Lorem ipsum dolor sit amet, consectetur adipiscing elit. Vivamus convallis sem tellus, vitae egestas felis vestibule ut.

Error message details.

Reuse Permissions

Request permission to republish or redistribute SHRM content and materials.

Pandemic-Related Rise in Unionization Means Managers Need to Watch Workplace Dynamics

A neon sign that says union yes on a black background.

​Managers and business consultants are reporting an uptick in labor organizing during the COVID-19 pandemic, a byproduct of increased workplace frustrations and a political climate that is tilting in favor of unions.

The highest-profile of this organizing seems to be in the tech sector. Amazon warehouse workers in Alabama began voting the week of Feb. 8 on whether to unionize, and workers at Google recently set up a minority union. Amazon workers have until the end of March to vote.

The pandemic is also fueling a renewed interest in unions among health care workers. "The urgency and desperation we've heard from workers is at a pitch I haven't experienced before in my 20 years of this work," Cass Gualvez, a Service Employees International Union organizing director, told NPR in September. "We've talked to workers who said, 'I was dead set against a union five years ago, but COVID has changed that.' "

Phil Wilson, president and general counsel of the Labor Relations Institute in Broken Arrow, Okla., said that union petitions will likely ramp up as the country emerges from COVID-19 shutdowns. "I also think unions will be energized by changes in the Biden administration that have already begun, but [they] will accelerate once the National Labor Relations Board gains a Democratic majority toward the end of the year."

For managers, an uptick in unionization means they need to be more vigilant and aware of dissatisfaction among their workers, according to workplace experts.

"Now, more than ever, companies need to be focused on strengthening their organizational culture, and strengthening their employee relations, especially via strong communication," said David Pryzbylski, a labor and employment attorney at Barnes & Thornburg LLP in Indianapolis.
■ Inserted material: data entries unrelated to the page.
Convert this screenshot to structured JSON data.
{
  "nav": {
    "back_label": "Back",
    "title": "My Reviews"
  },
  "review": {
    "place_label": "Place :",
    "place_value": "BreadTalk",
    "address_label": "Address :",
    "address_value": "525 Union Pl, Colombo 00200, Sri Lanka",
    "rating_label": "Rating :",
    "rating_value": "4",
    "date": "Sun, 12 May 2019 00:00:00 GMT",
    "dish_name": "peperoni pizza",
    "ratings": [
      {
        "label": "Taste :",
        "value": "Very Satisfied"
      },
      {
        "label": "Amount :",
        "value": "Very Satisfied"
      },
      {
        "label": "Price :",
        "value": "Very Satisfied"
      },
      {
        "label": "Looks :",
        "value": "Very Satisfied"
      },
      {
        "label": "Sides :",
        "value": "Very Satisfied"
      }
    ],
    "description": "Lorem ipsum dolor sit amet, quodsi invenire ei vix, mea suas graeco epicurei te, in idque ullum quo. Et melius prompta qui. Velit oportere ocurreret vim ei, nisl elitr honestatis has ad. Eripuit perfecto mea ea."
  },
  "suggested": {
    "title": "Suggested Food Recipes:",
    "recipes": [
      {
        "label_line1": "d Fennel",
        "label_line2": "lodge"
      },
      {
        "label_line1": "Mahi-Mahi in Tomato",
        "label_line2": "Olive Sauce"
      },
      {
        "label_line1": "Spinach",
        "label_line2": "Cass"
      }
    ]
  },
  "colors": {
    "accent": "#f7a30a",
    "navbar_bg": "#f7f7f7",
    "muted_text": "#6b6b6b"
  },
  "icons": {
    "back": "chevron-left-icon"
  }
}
Pryzbylski noted that employees' perception that their company does not care about them or is not sharing information critical to job security "exponentially heightens" the risk of an organizing drive and the chances that the organizing drive will result in a union vote. These possibilities are especially ripe when people are working remotely in far-flung locations during the pandemic and not interacting with managers.

"In my experience, those types of issues, rather than monetary considerations, are almost always the motivators in terms of a unionization effort," Pryzbylski said. "Whether a company is facing a current organizing drive or is just looking to better insulate itself, ensuring your employees know you care about them is key."

For instance, employees should know the steps managers are taking to ensure their workers' job security and health during the pandemic. Communicating workplace and business plans during the pandemic and for the longer term is particularly critical now.

In addition, managers need to think about how they will communicate with workers, given social distancing expectations, during a unionization campaign, Pryzbylski said.

One of the most effective campaign tools to counter union elections are often large, in-person, all-employee meetings with management (also known as "captive audience meetings"). But pandemic social-distancing restraints generally limit meeting sizes, and many employees may feel uncomfortable or unsafe sitting in close proximity to others. This is a tool managers may not be able to use for the foreseeable future.

"Social media, video messaging and other mediums may have to be considered as primary communications vehicles," Pryzbylski said.

Jon Hyman, a labor and employment attorney at Meyers Roman Friedberg & Lewis based in Cleveland, agreed. "Supervisors and managers need to pay attention to what's going on with employees," he said. "Managers need to be very careful, as surveillance and interrogation of employees related to union organizing activity is illegal under the National Labor Relations Act [NLRA]."

Indeed, management consultants say that in a political era of potentially strict enforcement of labor laws, it is important that managers are mindful of limits on what companies can say to employees during a union campaign under the NLRA.

For example, managers cannot make any statements that threaten employees with adverse consequences related to their union views; they cannot interrogate workers about their union views; they cannot promise benefits to employees in exchange for not supporting the union; they cannot engage in surveillance on employee union efforts; and they cannot create the impression a company is "spying" on such efforts.

"Crossing the line can have negative consequences for a company, such as being forced to rerun an election it won, or even being forced to recognize the union in the absence of a majority of employees voting for the union if violations are severe," Pryzbylski said. "Accordingly, a best practice is to vet all planned campaign communications with someone with legal experience in this context so a company doesn't inadvertently shoot itself in the foot."

Holly Rosenkrantz is a freelance writer based in Washington, D.C. 


​An organization run by AI is not a futuristic concept. Such technology is already a part of many workplaces and will continue to shape the labor market and HR. Here's how employers and employees can successfully manage generative AI and other AI-powered systems.